Growth on the flatlands along the western extents of Imperial Highway in the 1920s was once measured in beans, barley, and jackrabbits. After 2000, the site that became Los Angeles International Airport would be measured by the more than 60 million passengers and nearly two million tons of cargo passing through it each year. One of the world’s busiest airports grew out of Mines Field and expanded quickly in the 1930s with the exploits of Charles Lindbergh and Amelia Earhart, Howard Hughes and Will Rogers, Curtiss and Martin, and Boeing and Lockheed. After World War II, this large portion of coastal Los Angeles between El Segundo and Marina del Rey became the main airport for Greater Los Angeles. With the advent of the jet age in the town of the jet set, LAX became a nexus of international travel and a symbol of sophistication as the “Gateway to the World,” a cutting-edge center for the overlapping spheres of aviation, business, politics, and entertainment.
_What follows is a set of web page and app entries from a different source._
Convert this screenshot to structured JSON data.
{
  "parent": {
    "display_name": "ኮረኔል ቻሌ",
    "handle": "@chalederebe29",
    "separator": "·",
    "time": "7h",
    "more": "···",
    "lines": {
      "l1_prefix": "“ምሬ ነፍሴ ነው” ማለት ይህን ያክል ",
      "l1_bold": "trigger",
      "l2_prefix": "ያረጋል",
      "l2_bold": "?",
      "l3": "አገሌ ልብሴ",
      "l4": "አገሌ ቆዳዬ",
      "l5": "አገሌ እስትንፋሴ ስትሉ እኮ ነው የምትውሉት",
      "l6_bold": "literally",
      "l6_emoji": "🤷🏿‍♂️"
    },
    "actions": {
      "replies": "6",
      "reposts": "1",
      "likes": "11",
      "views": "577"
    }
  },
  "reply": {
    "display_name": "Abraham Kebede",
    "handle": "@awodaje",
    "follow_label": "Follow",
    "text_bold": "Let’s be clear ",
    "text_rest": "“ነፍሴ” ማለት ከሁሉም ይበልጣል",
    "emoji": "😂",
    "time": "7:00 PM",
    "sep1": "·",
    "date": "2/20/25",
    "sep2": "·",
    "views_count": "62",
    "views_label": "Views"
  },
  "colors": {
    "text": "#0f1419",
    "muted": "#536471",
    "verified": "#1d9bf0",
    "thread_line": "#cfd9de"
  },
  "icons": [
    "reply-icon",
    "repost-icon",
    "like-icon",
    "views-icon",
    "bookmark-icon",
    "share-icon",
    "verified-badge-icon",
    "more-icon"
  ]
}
About the Author
The Flight Path Learning Center of Southern California, located in LAX’s Imperial Terminal, is one of the world’s most notable aviation museums. Author William A. Schoneberger has written several previous aviation histories, two of those on LAX. Ethel Pattison has worked in several executive capacities at LAX since the 1950s. Flight Path executive director Lee Nichols is the former public relations director of LAX. This volume’s historic images were selected from the Los Angeles International Airport’s enormous photographic archive.
Table of Contents
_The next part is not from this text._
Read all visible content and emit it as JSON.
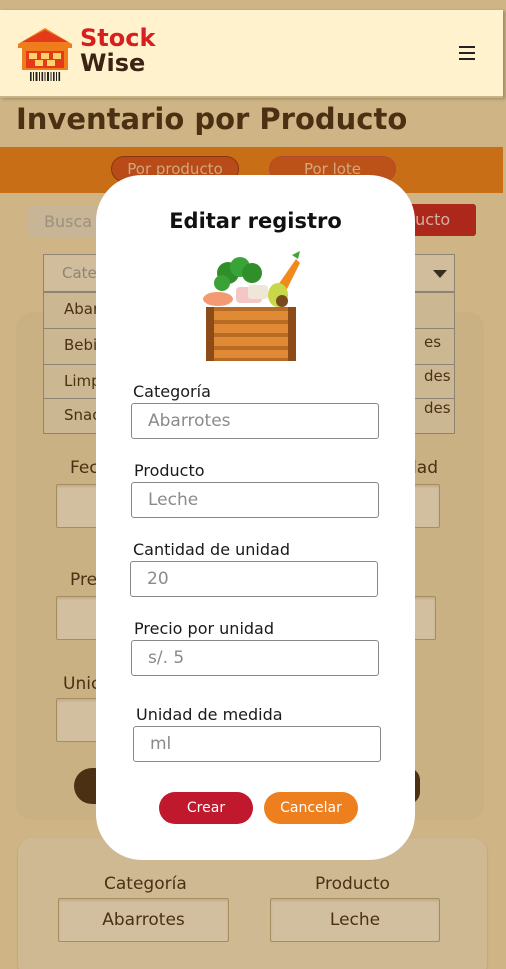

Foreword Clay Lacy 7
1 Mines Field 9
2 World War II Era and After 49
3 Los Angeles International Airport 55
4 The Jet Age 81
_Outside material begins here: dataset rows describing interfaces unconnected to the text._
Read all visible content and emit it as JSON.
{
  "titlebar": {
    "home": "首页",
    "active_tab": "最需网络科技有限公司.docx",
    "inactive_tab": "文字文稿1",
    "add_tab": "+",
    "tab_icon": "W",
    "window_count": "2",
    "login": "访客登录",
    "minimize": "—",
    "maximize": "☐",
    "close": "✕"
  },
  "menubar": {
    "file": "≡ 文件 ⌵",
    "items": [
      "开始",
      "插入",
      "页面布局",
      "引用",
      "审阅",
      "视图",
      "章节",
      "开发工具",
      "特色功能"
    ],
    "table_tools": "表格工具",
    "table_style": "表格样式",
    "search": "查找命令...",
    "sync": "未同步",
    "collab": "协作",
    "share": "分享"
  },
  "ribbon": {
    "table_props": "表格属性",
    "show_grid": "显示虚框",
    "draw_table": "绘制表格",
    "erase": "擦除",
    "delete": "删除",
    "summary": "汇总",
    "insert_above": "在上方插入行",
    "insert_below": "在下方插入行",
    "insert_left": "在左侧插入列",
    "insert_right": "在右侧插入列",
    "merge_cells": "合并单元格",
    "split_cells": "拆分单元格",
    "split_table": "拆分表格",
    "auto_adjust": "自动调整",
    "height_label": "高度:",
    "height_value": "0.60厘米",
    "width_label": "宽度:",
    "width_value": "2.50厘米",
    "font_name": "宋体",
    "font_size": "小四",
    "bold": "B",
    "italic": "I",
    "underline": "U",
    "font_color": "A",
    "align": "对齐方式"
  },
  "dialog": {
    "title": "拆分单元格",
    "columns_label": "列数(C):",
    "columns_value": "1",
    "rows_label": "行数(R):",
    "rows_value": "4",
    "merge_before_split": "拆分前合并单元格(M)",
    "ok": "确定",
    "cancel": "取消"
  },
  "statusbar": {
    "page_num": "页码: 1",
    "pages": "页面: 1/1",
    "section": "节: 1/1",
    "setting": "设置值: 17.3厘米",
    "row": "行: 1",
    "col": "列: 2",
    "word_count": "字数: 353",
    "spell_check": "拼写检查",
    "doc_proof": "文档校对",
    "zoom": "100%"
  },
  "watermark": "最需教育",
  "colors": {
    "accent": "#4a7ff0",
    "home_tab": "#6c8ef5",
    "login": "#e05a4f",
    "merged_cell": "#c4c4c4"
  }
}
5 Wide-Body Jets and the New LAX 99
6 Into the 21st Century 111